The authors have a nice, rather than smarmy or condescending, touch and aren't driving home a specific agenda so much as having fun with the way Hell has been addressed over the centuries. Think of very erudite scholars with a flair for storytelling who have prepared a light entertainment about Hell and you will more or less get the flavor of this book. A very nice and entertaining find.
Please note that I found this book while browsing Amazon Kindle freebies. I have no connection at all to either the author or the publisher of this book.
There is a strong anti-religious bias runny through the background of the text. Not simply Christians come in for a lambasting but also Buddhists, Hindus, Muslims, etc. Much of the humour is good-natured in the beginning, but slowly as the satiric slights pile up it becomes mean-spirited but never vicious. The underlying thrust of the argument is just how odd world myth and religions are regarding the underworld. Whether or not this was intentional on the part of the authors is unclear, but the implications are that the intent was negative.
This being said, the book was well written and funny.
The general purpose of the book is an examination of Hell and the Underworld from the emergence of the concept/experience to our post-modern and perpetually ironic self-reflexive posturing of the early 21st century.
The Traveller’s Guide to Hell was fun and frustrating, but it is still worth a read by those who want ammunition to hit the faithful with [and that is a petty hobby] and for those that have a more relaxed attitude to the underworld and what may or may not be waiting for them after reading such a book and supporting the authors with your hard earned cash.

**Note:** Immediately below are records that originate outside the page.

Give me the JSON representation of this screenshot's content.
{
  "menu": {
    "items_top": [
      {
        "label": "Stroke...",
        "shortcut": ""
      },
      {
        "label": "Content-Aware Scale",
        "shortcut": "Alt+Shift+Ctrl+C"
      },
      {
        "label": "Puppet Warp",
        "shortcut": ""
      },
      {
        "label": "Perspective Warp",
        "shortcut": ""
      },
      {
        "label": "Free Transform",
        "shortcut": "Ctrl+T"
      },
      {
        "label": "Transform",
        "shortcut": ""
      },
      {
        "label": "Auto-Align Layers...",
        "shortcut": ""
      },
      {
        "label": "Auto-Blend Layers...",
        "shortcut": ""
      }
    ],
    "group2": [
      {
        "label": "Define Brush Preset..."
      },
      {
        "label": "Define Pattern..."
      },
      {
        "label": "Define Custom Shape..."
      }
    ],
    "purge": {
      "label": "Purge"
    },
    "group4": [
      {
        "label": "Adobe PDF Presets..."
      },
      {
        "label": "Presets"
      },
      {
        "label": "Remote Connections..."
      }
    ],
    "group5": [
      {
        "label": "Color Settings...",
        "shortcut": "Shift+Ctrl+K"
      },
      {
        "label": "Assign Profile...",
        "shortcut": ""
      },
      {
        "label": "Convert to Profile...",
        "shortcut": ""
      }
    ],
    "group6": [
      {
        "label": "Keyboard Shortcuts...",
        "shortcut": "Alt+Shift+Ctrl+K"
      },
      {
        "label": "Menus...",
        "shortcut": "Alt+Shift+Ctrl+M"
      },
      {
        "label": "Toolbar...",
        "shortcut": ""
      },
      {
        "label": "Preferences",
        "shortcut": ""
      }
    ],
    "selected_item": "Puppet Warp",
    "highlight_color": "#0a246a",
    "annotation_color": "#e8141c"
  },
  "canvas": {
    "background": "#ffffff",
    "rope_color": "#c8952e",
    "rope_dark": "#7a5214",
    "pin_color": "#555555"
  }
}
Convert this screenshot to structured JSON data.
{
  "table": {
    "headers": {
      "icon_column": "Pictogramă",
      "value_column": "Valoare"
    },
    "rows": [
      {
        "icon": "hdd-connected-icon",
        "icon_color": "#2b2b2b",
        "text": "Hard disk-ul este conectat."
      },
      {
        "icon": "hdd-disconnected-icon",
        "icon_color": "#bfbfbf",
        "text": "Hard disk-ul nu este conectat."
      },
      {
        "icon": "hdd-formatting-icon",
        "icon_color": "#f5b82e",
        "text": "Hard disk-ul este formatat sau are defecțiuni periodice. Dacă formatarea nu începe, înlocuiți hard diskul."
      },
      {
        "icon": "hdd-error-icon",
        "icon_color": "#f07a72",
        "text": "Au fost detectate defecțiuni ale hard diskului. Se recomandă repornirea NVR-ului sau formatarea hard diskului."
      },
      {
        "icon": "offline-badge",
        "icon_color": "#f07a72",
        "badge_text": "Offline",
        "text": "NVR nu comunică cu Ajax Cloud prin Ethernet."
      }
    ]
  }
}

Read this book; buy this book and you will be burning in Hell. But, then, this is where all the most interesting people will end up…as well as all the best strippers and bar girls.
Sign me up for some prime beachfront property on the burning lake of fire.
Recommended for the irreverent and the damned.
Rating 4 out of 5 stars
Most recent customer reviews
If I do end up going to hell, I hope it's this much fun.
Every body should read it.
This book was a superficial glitzy product that appeared thrown together.Read more